Excerpts from an interface dataset:
• • • •

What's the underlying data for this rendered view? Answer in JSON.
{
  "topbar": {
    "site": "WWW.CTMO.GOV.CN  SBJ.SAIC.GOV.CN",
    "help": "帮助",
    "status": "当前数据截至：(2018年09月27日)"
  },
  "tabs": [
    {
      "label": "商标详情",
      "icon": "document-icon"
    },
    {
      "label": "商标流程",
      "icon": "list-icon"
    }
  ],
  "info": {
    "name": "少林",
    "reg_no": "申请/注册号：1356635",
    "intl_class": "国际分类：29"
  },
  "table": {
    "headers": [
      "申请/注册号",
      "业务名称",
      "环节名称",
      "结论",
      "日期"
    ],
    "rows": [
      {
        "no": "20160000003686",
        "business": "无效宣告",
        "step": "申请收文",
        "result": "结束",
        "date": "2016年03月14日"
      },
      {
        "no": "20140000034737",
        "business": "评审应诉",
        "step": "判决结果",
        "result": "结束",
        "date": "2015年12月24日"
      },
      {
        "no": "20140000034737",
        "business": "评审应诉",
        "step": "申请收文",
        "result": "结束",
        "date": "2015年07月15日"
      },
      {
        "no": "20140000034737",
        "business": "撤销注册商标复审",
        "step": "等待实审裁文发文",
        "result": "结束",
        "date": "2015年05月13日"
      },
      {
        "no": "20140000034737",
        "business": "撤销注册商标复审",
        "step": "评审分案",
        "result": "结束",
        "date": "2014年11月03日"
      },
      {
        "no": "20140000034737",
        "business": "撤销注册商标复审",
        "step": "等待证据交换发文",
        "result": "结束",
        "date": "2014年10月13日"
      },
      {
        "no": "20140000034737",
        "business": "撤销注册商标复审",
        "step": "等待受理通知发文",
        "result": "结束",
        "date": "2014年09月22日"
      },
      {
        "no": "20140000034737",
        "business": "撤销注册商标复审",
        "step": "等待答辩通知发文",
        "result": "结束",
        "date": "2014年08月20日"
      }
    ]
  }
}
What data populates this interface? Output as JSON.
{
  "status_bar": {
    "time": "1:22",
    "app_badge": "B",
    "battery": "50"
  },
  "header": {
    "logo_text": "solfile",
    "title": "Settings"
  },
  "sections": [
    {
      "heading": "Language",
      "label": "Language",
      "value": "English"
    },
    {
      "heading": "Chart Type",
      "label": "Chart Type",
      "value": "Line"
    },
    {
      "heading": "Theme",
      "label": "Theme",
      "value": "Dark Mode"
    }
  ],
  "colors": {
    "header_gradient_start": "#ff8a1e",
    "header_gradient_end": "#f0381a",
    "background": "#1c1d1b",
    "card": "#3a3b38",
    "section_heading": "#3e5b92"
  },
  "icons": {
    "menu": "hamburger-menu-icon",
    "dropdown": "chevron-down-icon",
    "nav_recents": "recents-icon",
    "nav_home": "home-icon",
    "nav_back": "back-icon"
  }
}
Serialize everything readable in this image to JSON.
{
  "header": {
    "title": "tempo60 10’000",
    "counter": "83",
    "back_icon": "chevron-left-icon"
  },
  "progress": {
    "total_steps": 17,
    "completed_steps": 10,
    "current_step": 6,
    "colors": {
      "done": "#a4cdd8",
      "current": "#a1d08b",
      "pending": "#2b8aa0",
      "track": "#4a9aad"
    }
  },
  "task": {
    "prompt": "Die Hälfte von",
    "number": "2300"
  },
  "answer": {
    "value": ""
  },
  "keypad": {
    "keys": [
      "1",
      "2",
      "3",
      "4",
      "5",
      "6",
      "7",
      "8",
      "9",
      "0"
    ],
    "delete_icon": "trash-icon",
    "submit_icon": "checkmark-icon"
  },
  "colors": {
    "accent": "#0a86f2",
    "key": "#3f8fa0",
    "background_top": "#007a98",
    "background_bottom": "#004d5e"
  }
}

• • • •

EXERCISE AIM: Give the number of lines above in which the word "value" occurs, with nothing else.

TASK ANSWER: 4